Small and Special provides free access to the results of a project into the early development of The Hospital for Sick Children at Great Ormond Street, in London, which was England's first in-patient hospital for children. The project to analyse the patient registers of the hospital from 1852 to 1914 has been carried out in partnership with Kingston University and funded partly by the Wellcome Trust.

Delta classic public health texts provides free access to full text PDFs of key works in the History of Public Health made possible by Delta Omega - the Honorary Society for graduate studies in Public Health, governed by the National Council. They are generally out of print, or not widely available in libraries. Included from the Nineteenth Century are On the mode of communication of cholera by John Snow, The Contagiousness of Puerperal Fever by Wendell Holmes, Notes on Nursing by Florence Nightingale as well as Reports of the Sanitary Commission in Massachusetts.

(Text:, photo credit: National Library of Medicine)

Tuesday, 6 October 2009

Take a tip from me
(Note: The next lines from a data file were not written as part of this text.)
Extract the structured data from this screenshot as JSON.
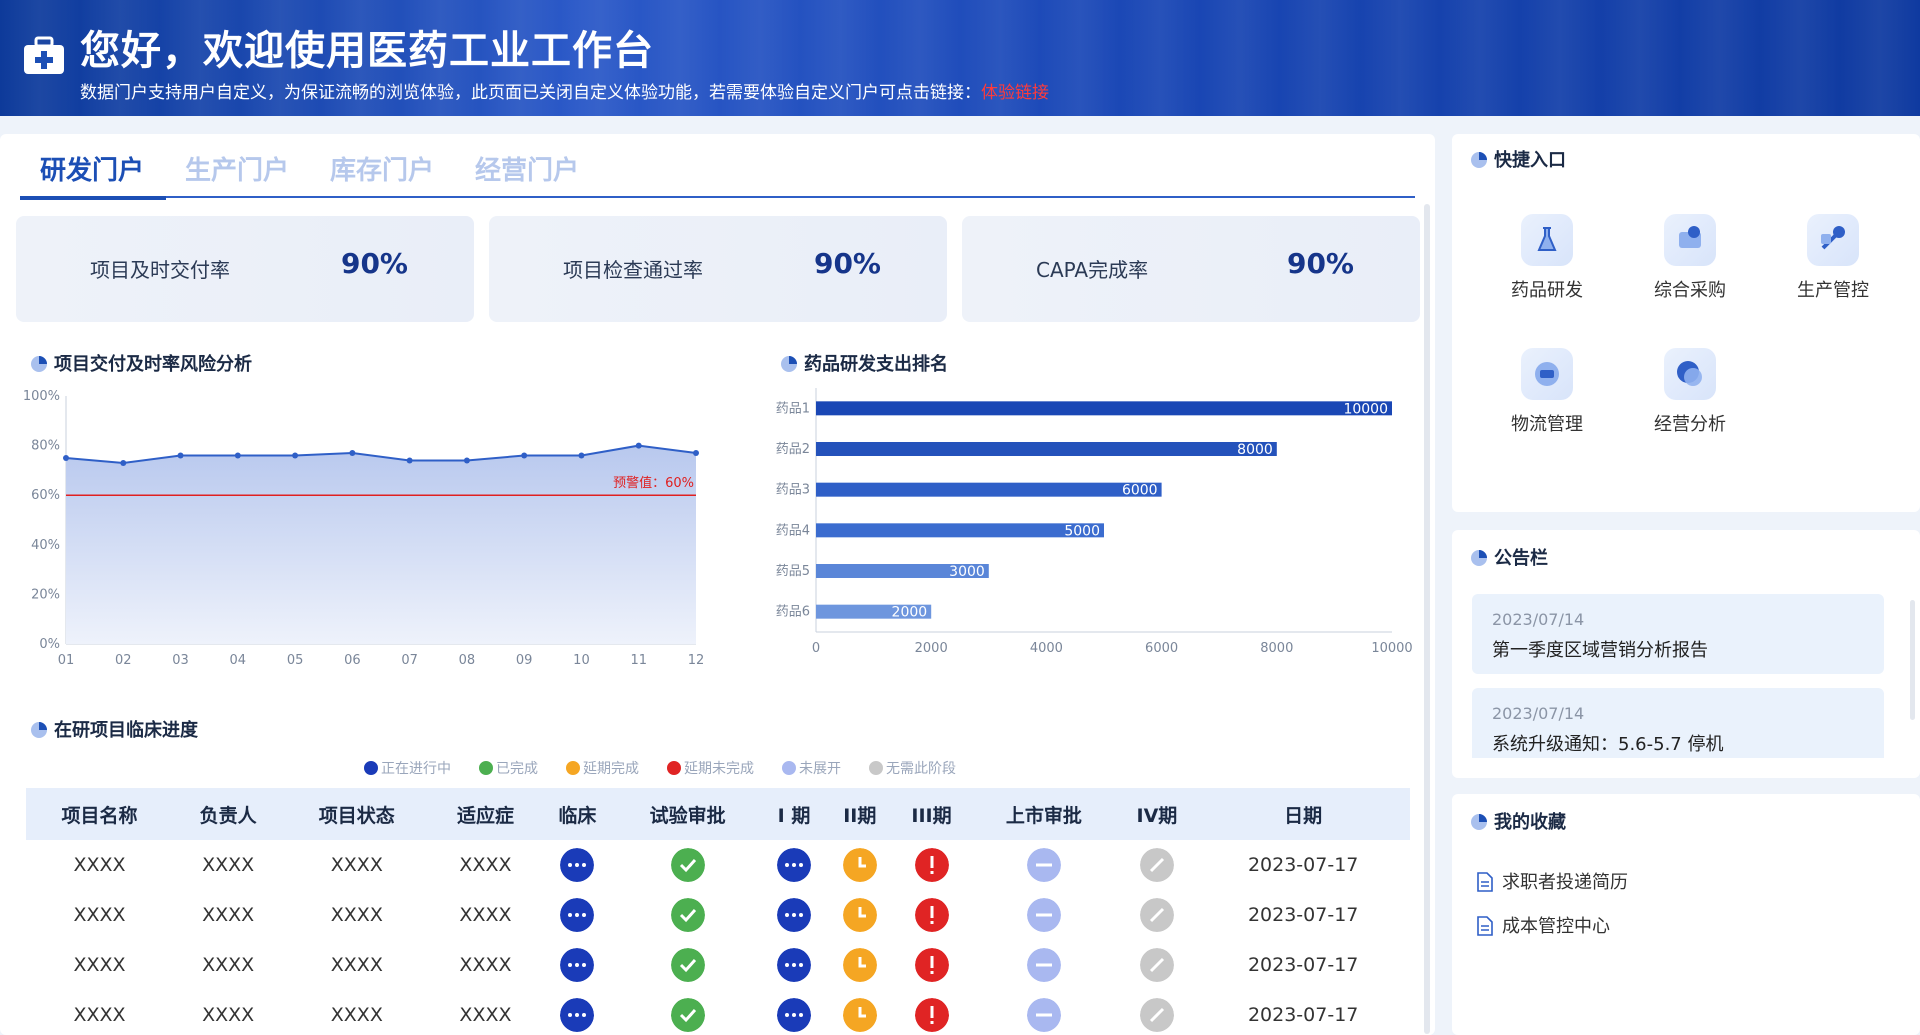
{
  "banner": {
    "title": "您好，欢迎使用医药工业工作台",
    "subtitle": "数据门户支持用户自定义，为保证流畅的浏览体验，此页面已关闭自定义体验功能，若需要体验自定义门户可点击链接：",
    "link": "体验链接",
    "icon": "medical-kit-icon"
  },
  "tabs": [
    "研发门户",
    "生产门户",
    "库存门户",
    "经营门户"
  ],
  "kpis": [
    {
      "label": "项目及时交付率",
      "value": "90%"
    },
    {
      "label": "项目检查通过率",
      "value": "90%"
    },
    {
      "label": "CAPA完成率",
      "value": "90%"
    }
  ],
  "sections": {
    "line_title": "项目交付及时率风险分析",
    "bar_title": "药品研发支出排名",
    "table_title": "在研项目临床进度"
  },
  "chart_data": [
    {
      "type": "area",
      "x": [
        "01",
        "02",
        "03",
        "04",
        "05",
        "06",
        "07",
        "08",
        "09",
        "10",
        "11",
        "12"
      ],
      "series": [
        {
          "values": [
            75,
            73,
            76,
            76,
            76,
            77,
            74,
            74,
            76,
            76,
            80,
            77
          ]
        }
      ],
      "ylim": [
        0,
        100
      ],
      "yticks": [
        "0%",
        "20%",
        "40%",
        "60%",
        "80%",
        "100%"
      ],
      "threshold": {
        "value": 60,
        "label": "预警值：60%",
        "color": "#e02020"
      },
      "color": "#2f5fc7"
    },
    {
      "type": "bar",
      "orientation": "horizontal",
      "categories": [
        "药品1",
        "药品2",
        "药品3",
        "药品4",
        "药品5",
        "药品6"
      ],
      "values": [
        10000,
        8000,
        6000,
        5000,
        3000,
        2000
      ],
      "xlim": [
        0,
        10000
      ],
      "xticks": [
        "0",
        "2000",
        "4000",
        "6000",
        "8000",
        "10000"
      ],
      "colors": [
        "#1a47b5",
        "#2452bb",
        "#2f5fc7",
        "#3b6ccf",
        "#5a86d8",
        "#6e96de"
      ]
    }
  ],
  "legend": [
    {
      "label": "正在进行中",
      "color": "#1a3bb8"
    },
    {
      "label": "已完成",
      "color": "#4caf50"
    },
    {
      "label": "延期完成",
      "color": "#f5a623"
    },
    {
      "label": "延期未完成",
      "color": "#e02424"
    },
    {
      "label": "未展开",
      "color": "#a9b8f0"
    },
    {
      "label": "无需此阶段",
      "color": "#c8c8c8"
    }
  ],
  "table": {
    "headers": [
      "项目名称",
      "负责人",
      "项目状态",
      "适应症",
      "临床",
      "试验审批",
      "I 期",
      "II期",
      "III期",
      "上市审批",
      "IV期",
      "日期"
    ],
    "rows": [
      {
        "name": "XXXX",
        "owner": "XXXX",
        "status": "XXXX",
        "indication": "XXXX",
        "date": "2023-07-17"
      },
      {
        "name": "XXXX",
        "owner": "XXXX",
        "status": "XXXX",
        "indication": "XXXX",
        "date": "2023-07-17"
      },
      {
        "name": "XXXX",
        "owner": "XXXX",
        "status": "XXXX",
        "indication": "XXXX",
        "date": "2023-07-17"
      },
      {
        "name": "XXXX",
        "owner": "XXXX",
        "status": "XXXX",
        "indication": "XXXX",
        "date": "2023-07-17"
      }
    ],
    "stage_states": [
      "ongoing",
      "done",
      "ongoing",
      "delayed-done",
      "delayed-undone",
      "not-started",
      "not-needed"
    ]
  },
  "quick": {
    "title": "快捷入口",
    "items": [
      {
        "label": "药品研发",
        "icon": "flask-icon"
      },
      {
        "label": "综合采购",
        "icon": "cart-icon"
      },
      {
        "label": "生产管控",
        "icon": "tools-icon"
      },
      {
        "label": "物流管理",
        "icon": "truck-icon"
      },
      {
        "label": "经营分析",
        "icon": "analysis-icon"
      }
    ]
  },
  "notices": {
    "title": "公告栏",
    "items": [
      {
        "date": "2023/07/14",
        "text": "第一季度区域营销分析报告"
      },
      {
        "date": "2023/07/14",
        "text": "系统升级通知：5.6-5.7 停机"
      }
    ]
  },
  "favorites": {
    "title": "我的收藏",
    "items": [
      "求职者投递简历",
      "成本管控中心"
    ]
  }
}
Naively, I used to think that tips - to hairdressers, waiters, etc. - helped top up their meagre wages. In fact, their employers used tips as a kind of subsidy to augment the low wages that workers in these industries received. The Department for Business Innovation & Skills has just published The national minimum wage: a code of best practice on service charges, tips, gratuities and cover charges which makes it clear that this practice cannot legally continue, and everyone must receive the National Minimum Wage.